drowning after being tossed overboard in what is basically a stand-up comic mutiny. That sounds like the way you would end some sort of greco-roman epic, not an Adam Sandler comedy. The bizarreness of the ending coupled with the unique incompetence behind the scenes actually makes this whole mess relatively interesting, in the same way that dissecting a dramatically mutated squirrel from Chernobyl would be relatively interesting.

Manos: The Hands of Fate


Ah, “Manos”. This movie has been covered countless times before, so there isn’t anything new to say. I actually love this movie. This is a classic B-movie, and I’ve seen it more than a few times before. There isn’t a lot of commentary to be had because I enjoy it so damn much.

If you haven’t seen this movie, it is an amazing experience. This and “Plan 9 From Outer Space” are THE essential B-movies that most people know. Interestingly, “Plan 9” is not in the bottom 100, despite them being comparable movies (a downside of the democratic ranking system of IMDb is that people will rate bad movies highly for unintentional entertainment value. Hell, I’d give “Plan 9” a 10 myself).

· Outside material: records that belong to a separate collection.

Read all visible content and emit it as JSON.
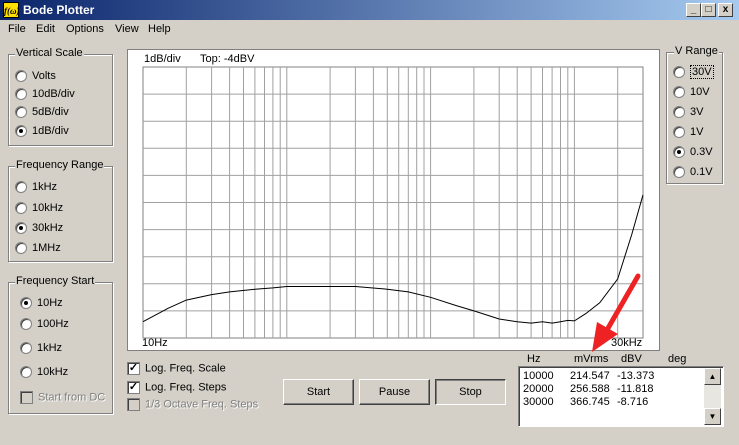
{
  "window": {
    "title": "Bode Plotter",
    "app_icon": "f(ω)",
    "minimize": "_",
    "maximize": "□",
    "close": "x"
  },
  "menu": [
    "File",
    "Edit",
    "Options",
    "View",
    "Help"
  ],
  "vertical_scale": {
    "label": "Vertical Scale",
    "options": [
      "Volts",
      "10dB/div",
      "5dB/div",
      "1dB/div"
    ],
    "selected": 3
  },
  "frequency_range": {
    "label": "Frequency Range",
    "options": [
      "1kHz",
      "10kHz",
      "30kHz",
      "1MHz"
    ],
    "selected": 2
  },
  "frequency_start": {
    "label": "Frequency Start",
    "options": [
      "10Hz",
      "100Hz",
      "1kHz",
      "10kHz"
    ],
    "selected": 0,
    "from_dc": "Start from DC"
  },
  "v_range": {
    "label": "V Range",
    "options": [
      "30V",
      "10V",
      "3V",
      "1V",
      "0.3V",
      "0.1V"
    ],
    "selected": 4
  },
  "plot": {
    "scale_label": "1dB/div",
    "top_label": "Top: -4dBV",
    "x_start_label": "10Hz",
    "x_end_label": "30kHz"
  },
  "chart_data": {
    "type": "line",
    "x_scale": "log",
    "xlim": [
      10,
      30000
    ],
    "ylim": [
      -14,
      -4
    ],
    "grid": true,
    "x": [
      10,
      15,
      20,
      30,
      40,
      60,
      80,
      100,
      150,
      200,
      300,
      500,
      700,
      1000,
      1500,
      2000,
      3000,
      4000,
      5000,
      6000,
      7000,
      8000,
      9000,
      10000,
      12000,
      15000,
      20000,
      25000,
      30000
    ],
    "y": [
      -13.4,
      -12.9,
      -12.6,
      -12.4,
      -12.3,
      -12.2,
      -12.15,
      -12.1,
      -12.1,
      -12.1,
      -12.1,
      -12.2,
      -12.3,
      -12.5,
      -12.8,
      -13.0,
      -13.3,
      -13.4,
      -13.45,
      -13.4,
      -13.45,
      -13.4,
      -13.35,
      -13.37,
      -13.1,
      -12.7,
      -11.82,
      -10.2,
      -8.72
    ]
  },
  "options": {
    "log_freq_scale": {
      "label": "Log. Freq. Scale",
      "checked": true
    },
    "log_freq_steps": {
      "label": "Log. Freq. Steps",
      "checked": true
    },
    "octave_steps": {
      "label": "1/3 Octave Freq. Steps",
      "checked": false,
      "disabled": true
    }
  },
  "buttons": {
    "start": "Start",
    "pause": "Pause",
    "stop": "Stop"
  },
  "readout": {
    "columns": [
      "Hz",
      "mVrms",
      "dBV",
      "deg"
    ],
    "rows": [
      [
        "10000",
        "214.547",
        "-13.373"
      ],
      [
        "20000",
        "256.588",
        "-11.818"
      ],
      [
        "30000",
        "366.745",
        "-8.716"
      ]
    ]
  },
  "colors": {
    "annotation_arrow": "#ee2222",
    "title_bar": "#0a246a"
  }
}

Torgo and the Master are iconic oddball B-movie characters, and the little girl with the bizarre adult voice-over is simultaneously unbelievable and the creepiest thing in the movie. The acting is hammy and over the top in the best possible way where it needs to be, so there is nothing to complain about there.

The story and writing are completely bogus, and barely anything makes sense throughout the film. I suggest just going with the mad tide on this one, and you’ll be just fine. Don’t try to make any of it make sense.

I sort of understand why it is all the way down towards the basement of the bottom 100, because it is a very incompetently made film. It was an honest effort to make a movie though, unlike other Bottom 100 movies (such as “Going Overboard”) that weren’t even genuine attempts to produce something. I almost feel like there should be accepted categories of bad movies to differentiate between failures and unintentionally brilliant works like “Manos”. The fact that there is so much entertainment value out of such an honestly incompetent attempt at a film makes “Manos” charming and magical in a way that only a B-movie can be.

Also, I love the “Manos” soundtrack. Seriously. I also would kill to have a re-creation of the Manos cape-thing (note that there are hands on it, those aren’t stripes).


Birdemic: Shock and Terror


“Birdemic: Shock and Terror” is one of the best bad movies to come out in recent years. Every aspect of the movie is done incredibly poorly, which is an amazing feat. The effects are unspeakably bad, the acting is a step below what you would find in a commercial for a local car dealership, and the sound editing might actual cause your ears to bleed. The cinematography is bad, the pacing is atrocious, and the driving/parking scenes are some of the most boring shots that have ever made it into a movie.

Despite all of these issues, the movie comes out as a genuinely enjoyable watch. There is so much wrong that it is almost the perfect showcase of how not to make a movie, which has entertainment value to it to be sure.

Not unlike the classic relationship between “Plan 9” and “Manos”, “Birdemic” is one half of a couple of films that have become the face of contemporary bad movies (the other being “The Room”). I think it is a fantastic representation of how a bad movie can have entertainment value despite countless technical failings. Just like “Manos”, this movie has the intangible charm that makes certain cinematic failures into B-movie classics. I highly recommend this movie to just about anyone as an introduction to bad movies, given you have a copy of either of the Rifftrax commentaries of the movies. Watching this straight might be a bit much for a casual movie watcher.

I’ll Part 2 up in the next few days with 4 more of the Bottom 100 movies!